"""

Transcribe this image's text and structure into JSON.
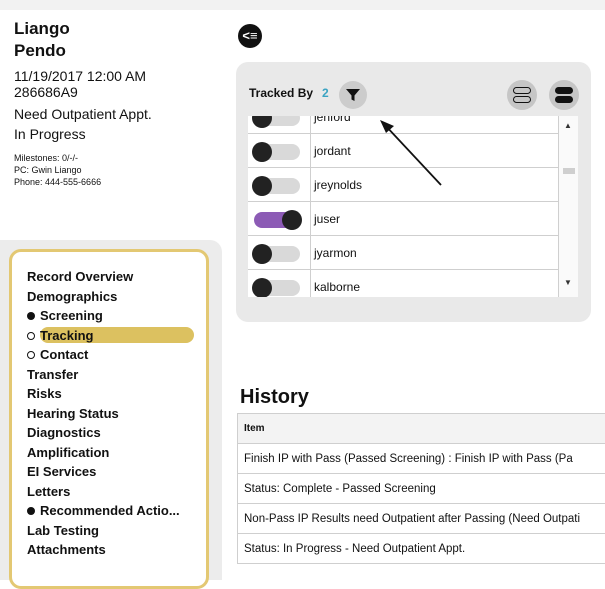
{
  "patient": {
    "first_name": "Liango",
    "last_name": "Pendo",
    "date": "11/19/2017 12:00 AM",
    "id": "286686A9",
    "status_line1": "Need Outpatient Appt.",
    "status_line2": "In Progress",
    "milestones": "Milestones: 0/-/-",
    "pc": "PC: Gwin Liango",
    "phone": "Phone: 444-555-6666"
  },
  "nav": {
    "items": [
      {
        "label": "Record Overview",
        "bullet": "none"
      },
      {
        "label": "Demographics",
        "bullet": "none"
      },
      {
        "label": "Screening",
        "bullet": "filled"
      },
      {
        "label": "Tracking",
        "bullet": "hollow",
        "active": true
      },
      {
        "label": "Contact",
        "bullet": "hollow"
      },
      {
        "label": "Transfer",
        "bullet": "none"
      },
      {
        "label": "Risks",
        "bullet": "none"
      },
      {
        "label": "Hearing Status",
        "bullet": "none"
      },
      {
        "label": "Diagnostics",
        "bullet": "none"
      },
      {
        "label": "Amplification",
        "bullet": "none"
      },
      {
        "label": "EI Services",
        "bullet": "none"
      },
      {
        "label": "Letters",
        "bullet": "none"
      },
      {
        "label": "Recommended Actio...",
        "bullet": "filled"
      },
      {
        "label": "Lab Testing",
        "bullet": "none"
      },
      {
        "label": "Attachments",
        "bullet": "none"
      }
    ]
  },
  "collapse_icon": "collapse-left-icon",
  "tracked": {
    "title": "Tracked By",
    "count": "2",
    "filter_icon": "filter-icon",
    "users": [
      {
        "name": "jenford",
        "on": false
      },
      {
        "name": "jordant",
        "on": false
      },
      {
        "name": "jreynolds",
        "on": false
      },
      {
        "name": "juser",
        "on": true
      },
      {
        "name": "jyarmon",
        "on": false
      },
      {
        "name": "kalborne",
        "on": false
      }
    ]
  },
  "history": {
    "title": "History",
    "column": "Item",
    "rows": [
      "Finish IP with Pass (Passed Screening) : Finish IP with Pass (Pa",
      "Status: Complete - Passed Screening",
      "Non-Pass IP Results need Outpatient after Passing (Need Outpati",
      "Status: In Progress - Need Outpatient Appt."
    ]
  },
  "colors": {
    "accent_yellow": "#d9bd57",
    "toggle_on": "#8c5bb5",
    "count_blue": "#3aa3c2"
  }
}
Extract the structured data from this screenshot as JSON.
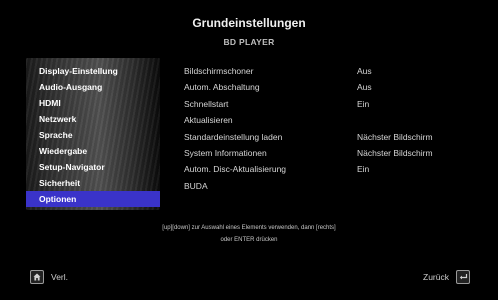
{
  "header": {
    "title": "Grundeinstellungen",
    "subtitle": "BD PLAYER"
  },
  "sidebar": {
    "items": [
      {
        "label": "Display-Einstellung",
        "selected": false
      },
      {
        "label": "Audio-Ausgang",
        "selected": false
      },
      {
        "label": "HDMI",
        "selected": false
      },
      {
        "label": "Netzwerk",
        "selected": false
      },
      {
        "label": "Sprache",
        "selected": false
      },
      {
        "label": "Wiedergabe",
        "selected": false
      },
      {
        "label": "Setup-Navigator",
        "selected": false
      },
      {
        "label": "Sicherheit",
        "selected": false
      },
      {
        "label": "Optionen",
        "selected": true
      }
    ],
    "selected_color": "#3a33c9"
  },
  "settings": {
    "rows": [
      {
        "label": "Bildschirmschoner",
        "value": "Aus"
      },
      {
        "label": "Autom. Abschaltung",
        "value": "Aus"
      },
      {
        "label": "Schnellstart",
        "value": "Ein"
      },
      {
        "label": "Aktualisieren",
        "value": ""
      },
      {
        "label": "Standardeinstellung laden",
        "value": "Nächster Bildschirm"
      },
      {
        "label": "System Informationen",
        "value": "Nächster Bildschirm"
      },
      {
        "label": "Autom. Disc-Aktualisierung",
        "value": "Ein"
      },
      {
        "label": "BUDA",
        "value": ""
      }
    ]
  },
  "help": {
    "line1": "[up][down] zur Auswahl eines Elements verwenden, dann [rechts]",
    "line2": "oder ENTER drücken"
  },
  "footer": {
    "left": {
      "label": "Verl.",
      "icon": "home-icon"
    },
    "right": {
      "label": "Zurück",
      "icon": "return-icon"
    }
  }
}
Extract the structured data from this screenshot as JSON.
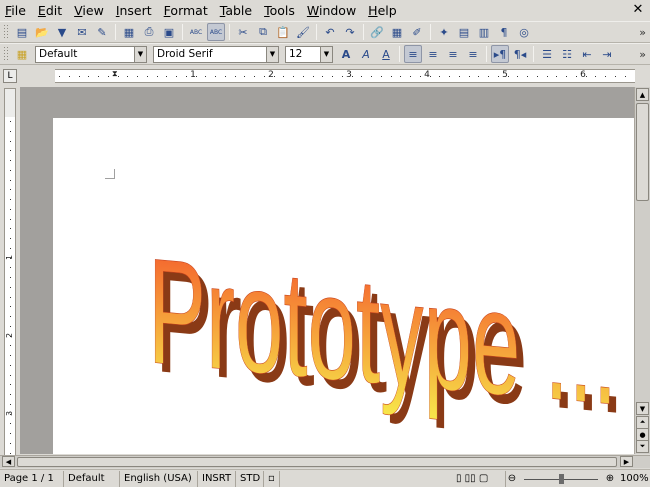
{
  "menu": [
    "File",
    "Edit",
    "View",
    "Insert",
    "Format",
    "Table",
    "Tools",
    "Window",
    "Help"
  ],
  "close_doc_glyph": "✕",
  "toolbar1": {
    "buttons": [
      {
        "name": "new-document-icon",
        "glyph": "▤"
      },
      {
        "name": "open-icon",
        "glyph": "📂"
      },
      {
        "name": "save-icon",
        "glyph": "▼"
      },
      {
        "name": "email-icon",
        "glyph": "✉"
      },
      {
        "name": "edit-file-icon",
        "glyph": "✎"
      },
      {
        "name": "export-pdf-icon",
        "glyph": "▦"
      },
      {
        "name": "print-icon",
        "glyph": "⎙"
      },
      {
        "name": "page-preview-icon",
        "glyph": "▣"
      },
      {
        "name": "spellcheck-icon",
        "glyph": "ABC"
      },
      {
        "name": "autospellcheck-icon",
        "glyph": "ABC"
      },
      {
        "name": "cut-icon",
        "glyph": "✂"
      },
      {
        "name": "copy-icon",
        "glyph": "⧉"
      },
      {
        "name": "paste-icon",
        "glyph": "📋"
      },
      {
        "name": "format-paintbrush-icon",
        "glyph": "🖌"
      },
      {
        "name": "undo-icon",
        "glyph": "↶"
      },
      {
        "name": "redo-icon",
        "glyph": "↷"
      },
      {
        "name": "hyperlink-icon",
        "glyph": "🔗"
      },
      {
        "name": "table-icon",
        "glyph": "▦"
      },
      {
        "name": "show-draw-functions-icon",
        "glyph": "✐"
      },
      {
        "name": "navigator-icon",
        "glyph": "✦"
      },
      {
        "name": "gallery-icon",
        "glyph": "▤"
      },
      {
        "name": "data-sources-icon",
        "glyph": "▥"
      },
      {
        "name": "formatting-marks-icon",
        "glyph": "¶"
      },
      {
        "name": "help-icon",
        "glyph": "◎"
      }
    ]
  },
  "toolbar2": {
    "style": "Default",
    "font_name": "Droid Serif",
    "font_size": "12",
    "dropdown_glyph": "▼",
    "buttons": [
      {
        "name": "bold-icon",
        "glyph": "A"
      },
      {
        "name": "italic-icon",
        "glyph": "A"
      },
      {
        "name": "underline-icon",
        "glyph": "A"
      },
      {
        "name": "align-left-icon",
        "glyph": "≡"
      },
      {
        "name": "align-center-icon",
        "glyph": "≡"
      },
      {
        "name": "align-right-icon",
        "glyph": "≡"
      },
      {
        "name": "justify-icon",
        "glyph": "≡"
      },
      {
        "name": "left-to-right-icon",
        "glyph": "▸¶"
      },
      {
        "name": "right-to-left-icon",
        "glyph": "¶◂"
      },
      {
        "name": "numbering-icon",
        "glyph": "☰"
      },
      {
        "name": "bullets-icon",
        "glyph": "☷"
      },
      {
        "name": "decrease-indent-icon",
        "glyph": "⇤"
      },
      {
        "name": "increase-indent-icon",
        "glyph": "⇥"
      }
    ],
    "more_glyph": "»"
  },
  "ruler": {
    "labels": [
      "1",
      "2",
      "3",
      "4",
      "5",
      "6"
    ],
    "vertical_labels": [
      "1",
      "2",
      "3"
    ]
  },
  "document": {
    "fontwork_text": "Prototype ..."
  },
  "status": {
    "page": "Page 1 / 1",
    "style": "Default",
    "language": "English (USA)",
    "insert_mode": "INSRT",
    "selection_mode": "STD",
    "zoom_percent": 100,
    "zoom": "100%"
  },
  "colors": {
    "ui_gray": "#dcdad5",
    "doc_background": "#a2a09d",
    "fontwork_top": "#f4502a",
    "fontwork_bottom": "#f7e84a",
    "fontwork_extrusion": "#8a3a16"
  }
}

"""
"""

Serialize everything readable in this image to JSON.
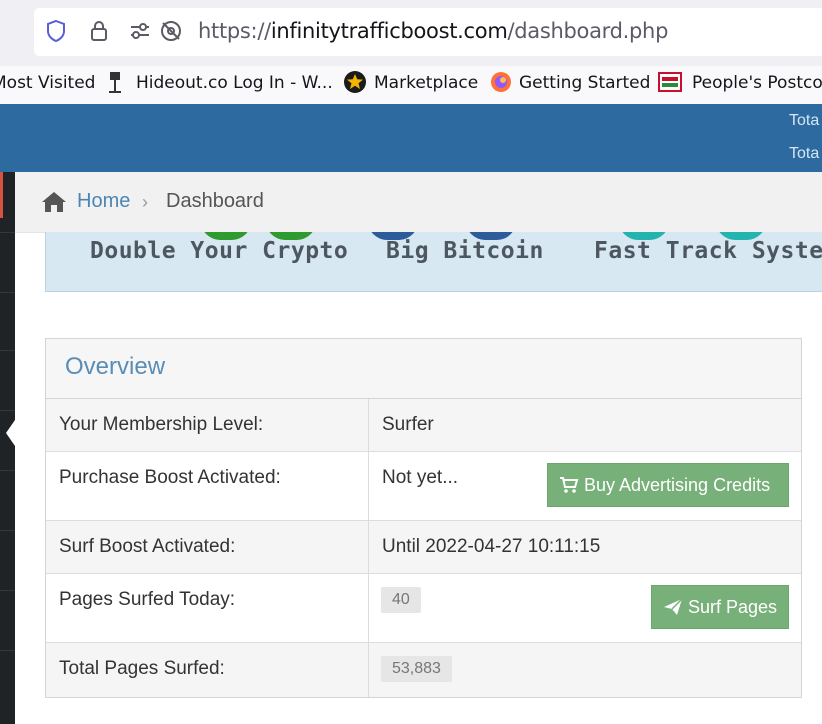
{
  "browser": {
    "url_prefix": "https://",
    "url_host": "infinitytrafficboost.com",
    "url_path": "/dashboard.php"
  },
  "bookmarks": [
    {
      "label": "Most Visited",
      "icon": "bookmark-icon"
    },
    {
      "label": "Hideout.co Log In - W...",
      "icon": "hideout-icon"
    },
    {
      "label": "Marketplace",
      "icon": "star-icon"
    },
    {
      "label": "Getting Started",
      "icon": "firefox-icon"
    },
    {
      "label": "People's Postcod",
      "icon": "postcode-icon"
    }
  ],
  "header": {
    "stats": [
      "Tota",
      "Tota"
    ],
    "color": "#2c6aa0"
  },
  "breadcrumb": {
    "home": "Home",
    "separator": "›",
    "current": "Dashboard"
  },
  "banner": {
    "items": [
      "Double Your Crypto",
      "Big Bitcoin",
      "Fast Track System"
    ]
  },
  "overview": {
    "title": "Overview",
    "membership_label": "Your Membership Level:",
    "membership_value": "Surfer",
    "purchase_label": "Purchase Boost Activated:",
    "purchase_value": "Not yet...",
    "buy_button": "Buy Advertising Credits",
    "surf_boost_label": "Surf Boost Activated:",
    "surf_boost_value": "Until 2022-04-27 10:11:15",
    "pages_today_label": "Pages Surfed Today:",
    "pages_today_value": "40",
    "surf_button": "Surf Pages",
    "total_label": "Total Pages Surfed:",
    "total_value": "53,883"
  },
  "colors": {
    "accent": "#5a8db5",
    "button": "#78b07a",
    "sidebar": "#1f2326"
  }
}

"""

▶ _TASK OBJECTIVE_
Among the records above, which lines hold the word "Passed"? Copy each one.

▶ _SOLUTION FOR THIS PROBLEM_
      "Finish IP with Pass (Passed Screening) : Finish IP with Pass (Pa",
      "Status: Complete - Passed Screening",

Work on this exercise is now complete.